Element data from apps and pages:

*****

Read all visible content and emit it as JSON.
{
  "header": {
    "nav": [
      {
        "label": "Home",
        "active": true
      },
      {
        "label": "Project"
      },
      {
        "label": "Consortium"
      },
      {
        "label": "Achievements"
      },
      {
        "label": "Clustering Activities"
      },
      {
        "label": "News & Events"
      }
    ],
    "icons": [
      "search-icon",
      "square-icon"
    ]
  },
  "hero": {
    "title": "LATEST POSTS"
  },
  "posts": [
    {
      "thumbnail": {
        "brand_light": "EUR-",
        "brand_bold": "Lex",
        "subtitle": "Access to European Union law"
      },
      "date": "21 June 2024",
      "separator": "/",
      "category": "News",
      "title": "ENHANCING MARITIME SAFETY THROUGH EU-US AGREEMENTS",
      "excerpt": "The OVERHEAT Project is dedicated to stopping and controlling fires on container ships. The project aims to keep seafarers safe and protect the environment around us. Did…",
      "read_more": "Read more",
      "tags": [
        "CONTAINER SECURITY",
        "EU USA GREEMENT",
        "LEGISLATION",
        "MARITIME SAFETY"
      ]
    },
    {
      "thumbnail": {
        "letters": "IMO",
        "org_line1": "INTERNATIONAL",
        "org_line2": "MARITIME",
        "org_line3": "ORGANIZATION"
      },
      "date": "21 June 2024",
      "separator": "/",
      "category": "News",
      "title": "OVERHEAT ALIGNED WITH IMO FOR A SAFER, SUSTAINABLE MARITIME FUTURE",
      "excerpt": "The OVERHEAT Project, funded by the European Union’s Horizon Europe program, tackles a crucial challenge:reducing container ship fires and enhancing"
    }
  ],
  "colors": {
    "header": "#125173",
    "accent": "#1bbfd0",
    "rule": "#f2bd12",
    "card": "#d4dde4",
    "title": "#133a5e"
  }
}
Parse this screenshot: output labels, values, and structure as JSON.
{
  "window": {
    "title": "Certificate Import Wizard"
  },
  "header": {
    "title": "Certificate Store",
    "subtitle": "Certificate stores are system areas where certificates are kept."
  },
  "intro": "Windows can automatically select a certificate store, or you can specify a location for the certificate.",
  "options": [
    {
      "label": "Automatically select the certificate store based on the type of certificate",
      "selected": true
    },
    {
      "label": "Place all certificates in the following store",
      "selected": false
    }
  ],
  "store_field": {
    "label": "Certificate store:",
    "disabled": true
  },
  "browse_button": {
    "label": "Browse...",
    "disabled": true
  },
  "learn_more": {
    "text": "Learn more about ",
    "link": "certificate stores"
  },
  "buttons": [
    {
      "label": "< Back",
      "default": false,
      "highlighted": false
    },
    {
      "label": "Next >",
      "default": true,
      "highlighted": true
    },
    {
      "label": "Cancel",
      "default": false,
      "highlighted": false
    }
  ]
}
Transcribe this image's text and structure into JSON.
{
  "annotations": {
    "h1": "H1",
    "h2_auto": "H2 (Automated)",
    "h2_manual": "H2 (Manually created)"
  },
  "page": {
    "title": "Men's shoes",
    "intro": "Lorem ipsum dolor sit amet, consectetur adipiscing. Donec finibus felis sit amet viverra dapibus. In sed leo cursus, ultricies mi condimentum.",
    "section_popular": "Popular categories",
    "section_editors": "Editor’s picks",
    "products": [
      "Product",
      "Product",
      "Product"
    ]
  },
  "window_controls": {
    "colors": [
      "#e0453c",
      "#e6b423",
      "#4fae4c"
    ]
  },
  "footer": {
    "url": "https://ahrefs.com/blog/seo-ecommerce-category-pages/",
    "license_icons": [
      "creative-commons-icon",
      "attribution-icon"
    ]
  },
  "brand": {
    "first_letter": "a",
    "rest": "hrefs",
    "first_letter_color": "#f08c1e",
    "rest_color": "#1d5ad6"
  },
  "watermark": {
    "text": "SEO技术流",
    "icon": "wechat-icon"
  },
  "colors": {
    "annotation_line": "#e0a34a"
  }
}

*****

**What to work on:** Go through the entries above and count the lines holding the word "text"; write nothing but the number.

**Answer section:** 3